**Your assignment**:
Show, in full, each line of the data that contains "author".

**Extracted information**:

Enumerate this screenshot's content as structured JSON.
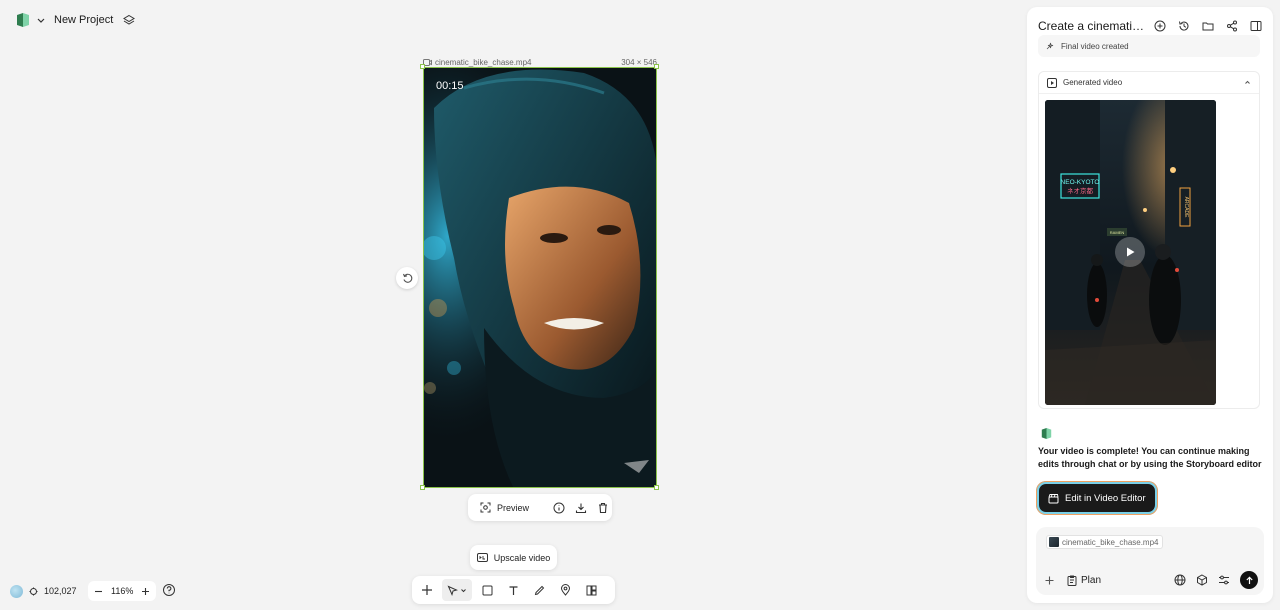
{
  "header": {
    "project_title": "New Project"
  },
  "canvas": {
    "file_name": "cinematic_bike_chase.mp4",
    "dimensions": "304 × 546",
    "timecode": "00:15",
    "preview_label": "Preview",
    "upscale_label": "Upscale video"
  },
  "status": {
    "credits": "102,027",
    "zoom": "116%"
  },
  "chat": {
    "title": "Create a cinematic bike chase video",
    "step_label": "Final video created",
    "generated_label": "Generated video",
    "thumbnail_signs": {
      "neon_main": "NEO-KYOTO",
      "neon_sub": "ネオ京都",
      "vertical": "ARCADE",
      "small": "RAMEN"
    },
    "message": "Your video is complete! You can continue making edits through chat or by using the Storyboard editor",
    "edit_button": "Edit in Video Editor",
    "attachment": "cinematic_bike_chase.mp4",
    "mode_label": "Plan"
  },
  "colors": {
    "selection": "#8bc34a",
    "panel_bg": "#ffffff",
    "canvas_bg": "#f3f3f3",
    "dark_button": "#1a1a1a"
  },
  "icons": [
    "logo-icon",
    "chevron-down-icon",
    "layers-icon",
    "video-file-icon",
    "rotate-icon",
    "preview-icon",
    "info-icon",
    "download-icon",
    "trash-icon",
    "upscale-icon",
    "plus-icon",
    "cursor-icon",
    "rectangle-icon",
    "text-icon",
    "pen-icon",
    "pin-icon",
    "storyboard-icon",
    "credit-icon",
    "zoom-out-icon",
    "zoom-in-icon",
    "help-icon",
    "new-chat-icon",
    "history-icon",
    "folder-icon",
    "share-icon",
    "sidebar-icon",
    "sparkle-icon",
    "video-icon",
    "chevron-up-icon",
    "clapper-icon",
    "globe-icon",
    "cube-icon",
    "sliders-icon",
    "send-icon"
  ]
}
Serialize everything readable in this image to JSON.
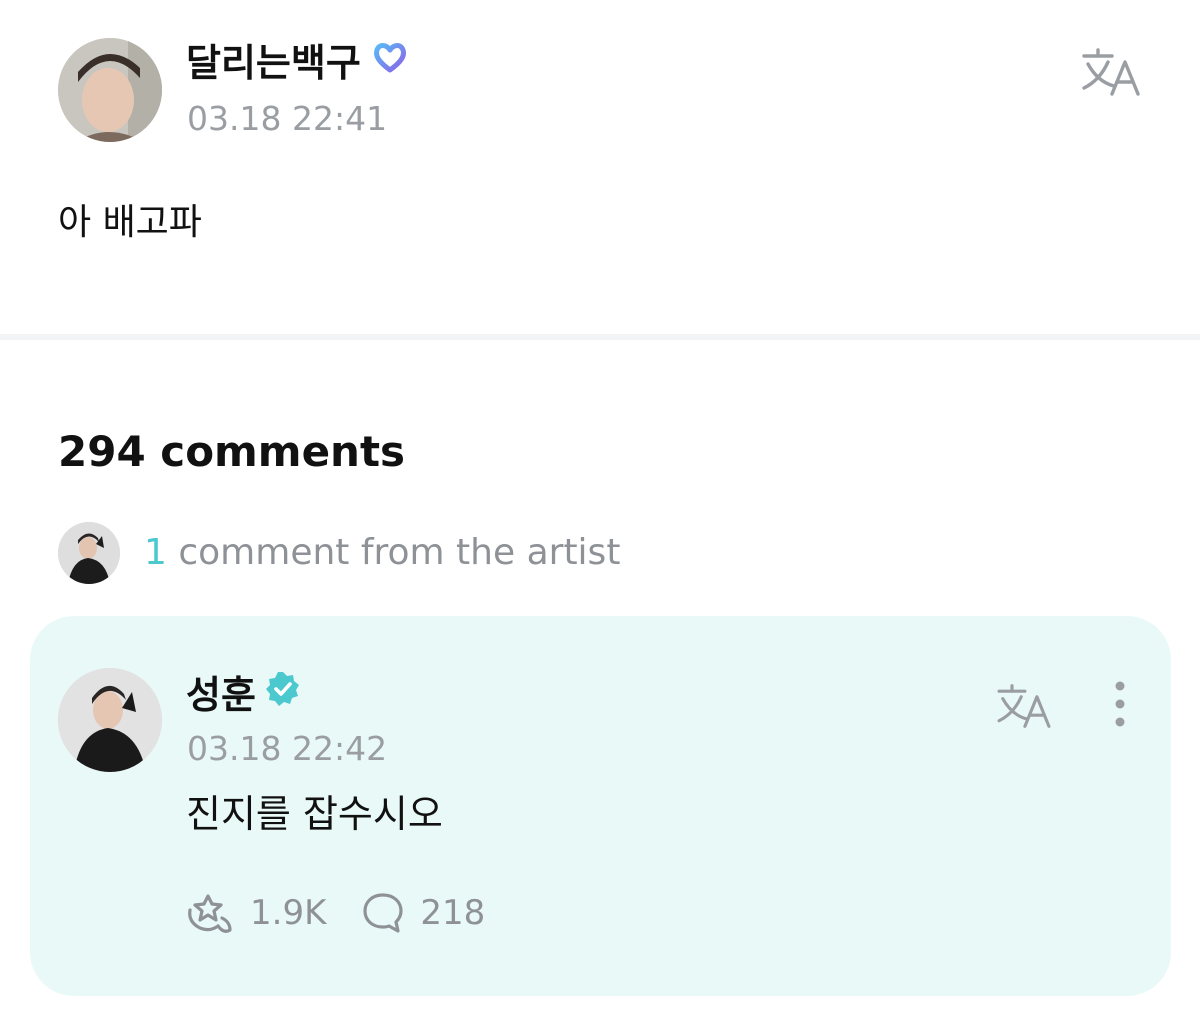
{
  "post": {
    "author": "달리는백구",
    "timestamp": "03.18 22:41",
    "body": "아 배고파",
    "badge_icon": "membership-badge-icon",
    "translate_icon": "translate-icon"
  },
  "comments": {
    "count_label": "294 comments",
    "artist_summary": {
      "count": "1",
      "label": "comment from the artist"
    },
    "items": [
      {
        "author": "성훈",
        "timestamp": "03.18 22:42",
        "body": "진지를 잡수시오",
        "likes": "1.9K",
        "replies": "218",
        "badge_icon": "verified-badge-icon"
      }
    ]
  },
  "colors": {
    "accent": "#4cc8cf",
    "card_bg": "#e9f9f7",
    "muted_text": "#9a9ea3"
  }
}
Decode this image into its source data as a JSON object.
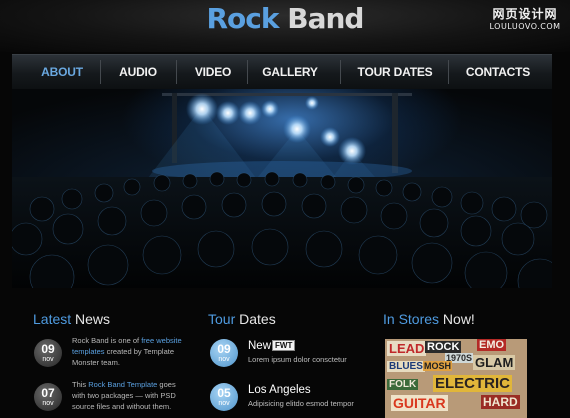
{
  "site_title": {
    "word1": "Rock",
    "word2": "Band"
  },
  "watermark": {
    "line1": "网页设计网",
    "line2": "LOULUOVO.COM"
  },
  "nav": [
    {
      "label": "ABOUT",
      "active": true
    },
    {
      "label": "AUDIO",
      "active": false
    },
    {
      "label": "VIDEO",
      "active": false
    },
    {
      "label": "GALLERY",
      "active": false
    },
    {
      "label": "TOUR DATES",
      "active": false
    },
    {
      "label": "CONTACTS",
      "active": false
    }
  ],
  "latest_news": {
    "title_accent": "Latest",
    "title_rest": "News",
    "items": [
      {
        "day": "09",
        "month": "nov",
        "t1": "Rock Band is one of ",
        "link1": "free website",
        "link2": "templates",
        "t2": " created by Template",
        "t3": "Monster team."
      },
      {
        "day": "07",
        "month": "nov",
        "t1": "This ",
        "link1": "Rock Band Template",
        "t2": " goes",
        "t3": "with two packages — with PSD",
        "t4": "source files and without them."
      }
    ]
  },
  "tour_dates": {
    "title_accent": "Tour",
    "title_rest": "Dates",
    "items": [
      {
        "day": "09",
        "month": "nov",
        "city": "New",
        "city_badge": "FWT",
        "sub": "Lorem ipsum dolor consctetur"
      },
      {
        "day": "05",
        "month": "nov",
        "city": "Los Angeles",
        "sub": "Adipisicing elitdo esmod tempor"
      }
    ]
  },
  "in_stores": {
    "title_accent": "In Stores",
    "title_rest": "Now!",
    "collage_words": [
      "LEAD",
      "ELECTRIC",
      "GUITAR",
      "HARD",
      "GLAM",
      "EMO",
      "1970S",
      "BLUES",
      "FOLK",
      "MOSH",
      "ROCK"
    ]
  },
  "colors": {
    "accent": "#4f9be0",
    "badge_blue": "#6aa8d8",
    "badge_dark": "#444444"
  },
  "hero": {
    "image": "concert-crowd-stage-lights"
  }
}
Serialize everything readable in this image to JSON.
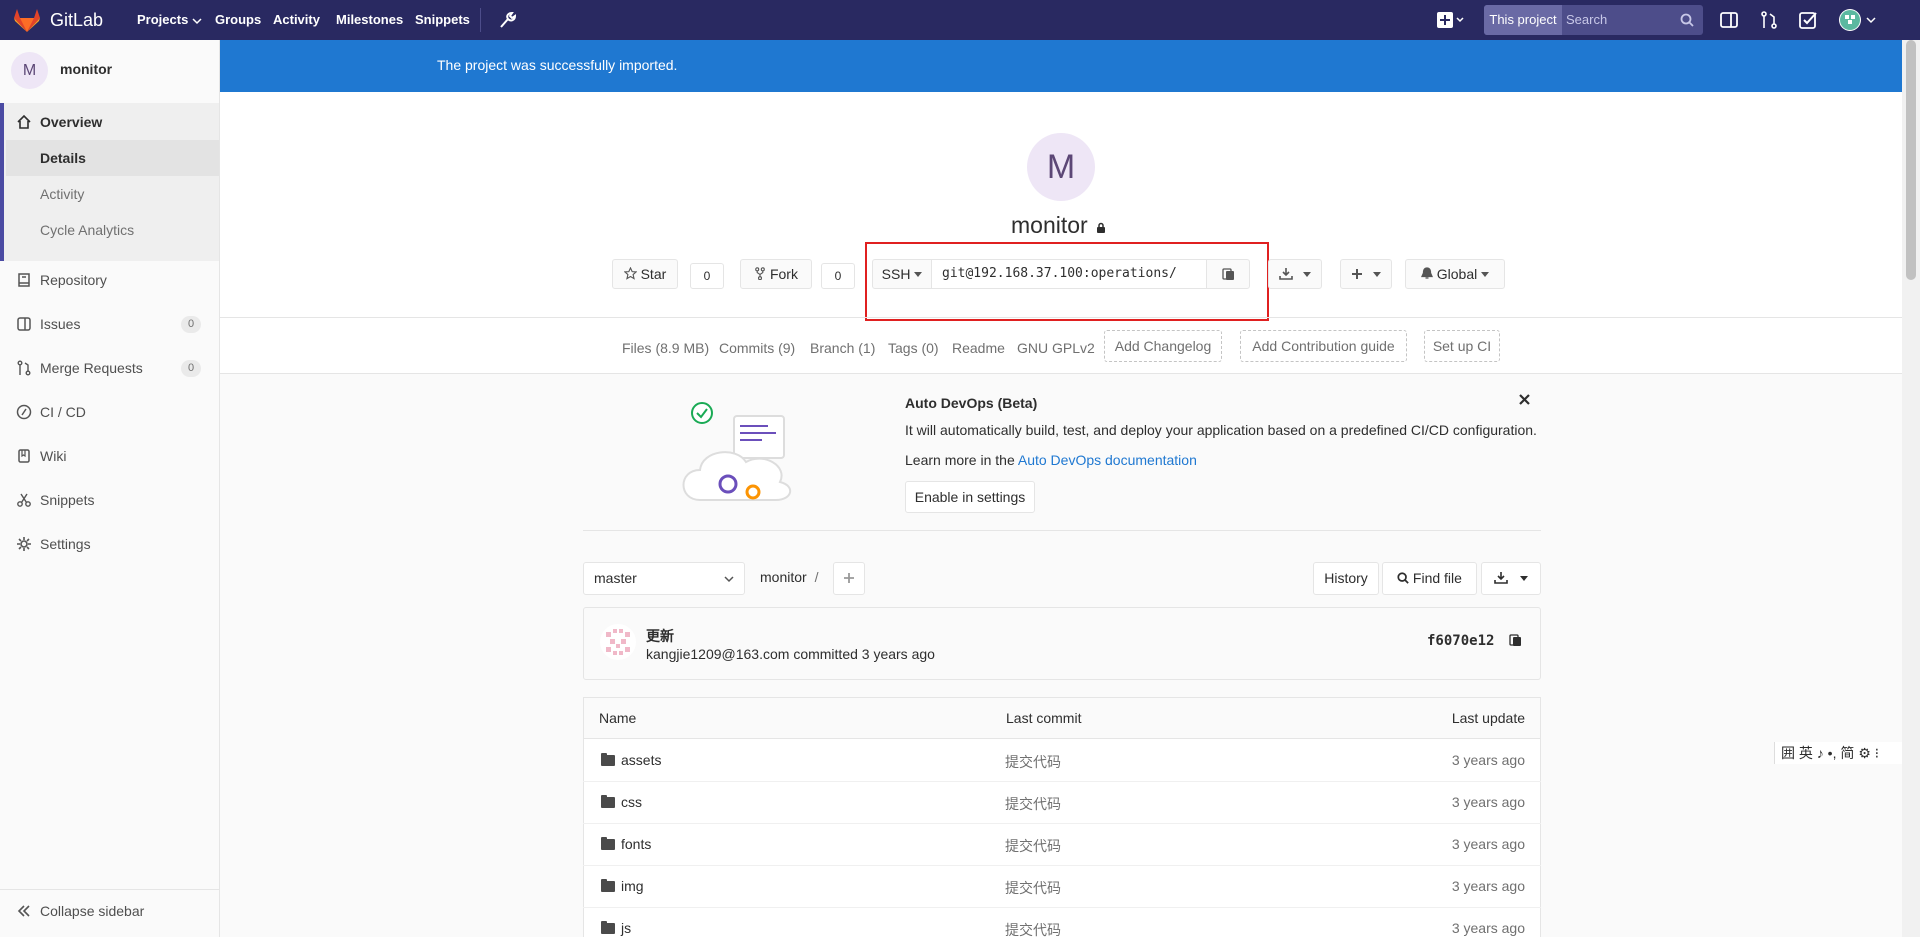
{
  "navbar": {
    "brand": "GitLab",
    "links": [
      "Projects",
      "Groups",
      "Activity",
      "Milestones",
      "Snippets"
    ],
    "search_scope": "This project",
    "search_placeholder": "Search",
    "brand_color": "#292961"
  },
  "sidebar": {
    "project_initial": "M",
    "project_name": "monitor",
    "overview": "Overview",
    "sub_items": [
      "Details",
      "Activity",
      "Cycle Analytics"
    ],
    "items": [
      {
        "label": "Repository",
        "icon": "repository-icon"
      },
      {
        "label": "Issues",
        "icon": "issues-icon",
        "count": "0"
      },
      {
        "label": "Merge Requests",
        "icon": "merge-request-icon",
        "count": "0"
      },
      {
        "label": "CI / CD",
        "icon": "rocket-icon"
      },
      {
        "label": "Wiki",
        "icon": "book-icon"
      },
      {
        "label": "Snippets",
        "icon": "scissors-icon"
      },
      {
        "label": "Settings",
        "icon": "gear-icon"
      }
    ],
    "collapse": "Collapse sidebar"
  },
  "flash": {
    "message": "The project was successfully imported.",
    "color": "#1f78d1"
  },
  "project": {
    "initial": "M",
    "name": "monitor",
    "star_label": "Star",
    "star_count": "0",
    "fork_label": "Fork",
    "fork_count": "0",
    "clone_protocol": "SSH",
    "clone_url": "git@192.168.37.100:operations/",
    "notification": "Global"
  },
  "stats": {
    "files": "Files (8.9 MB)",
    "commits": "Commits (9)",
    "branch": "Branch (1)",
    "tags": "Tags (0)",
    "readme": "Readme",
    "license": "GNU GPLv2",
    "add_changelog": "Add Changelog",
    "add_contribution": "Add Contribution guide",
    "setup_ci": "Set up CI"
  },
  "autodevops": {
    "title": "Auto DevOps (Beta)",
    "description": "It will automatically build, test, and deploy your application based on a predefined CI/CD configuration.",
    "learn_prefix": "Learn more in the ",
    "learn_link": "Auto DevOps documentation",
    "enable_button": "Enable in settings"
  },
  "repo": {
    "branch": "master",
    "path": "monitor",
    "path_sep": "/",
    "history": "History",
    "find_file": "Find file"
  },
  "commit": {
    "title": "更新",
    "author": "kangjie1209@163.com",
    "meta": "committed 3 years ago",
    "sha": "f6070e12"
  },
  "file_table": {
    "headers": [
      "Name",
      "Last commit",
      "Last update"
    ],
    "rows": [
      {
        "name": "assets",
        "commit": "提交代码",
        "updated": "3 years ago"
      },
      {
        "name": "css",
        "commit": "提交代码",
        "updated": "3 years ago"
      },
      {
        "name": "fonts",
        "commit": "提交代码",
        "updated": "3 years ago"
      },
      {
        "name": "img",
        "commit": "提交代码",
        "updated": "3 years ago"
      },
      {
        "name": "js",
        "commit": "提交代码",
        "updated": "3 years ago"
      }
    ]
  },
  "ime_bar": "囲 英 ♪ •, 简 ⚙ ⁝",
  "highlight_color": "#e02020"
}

**Response to the task**:
    "author": "달리는백구",
        "author": "성훈",
    "author": "kangjie1209@163.com",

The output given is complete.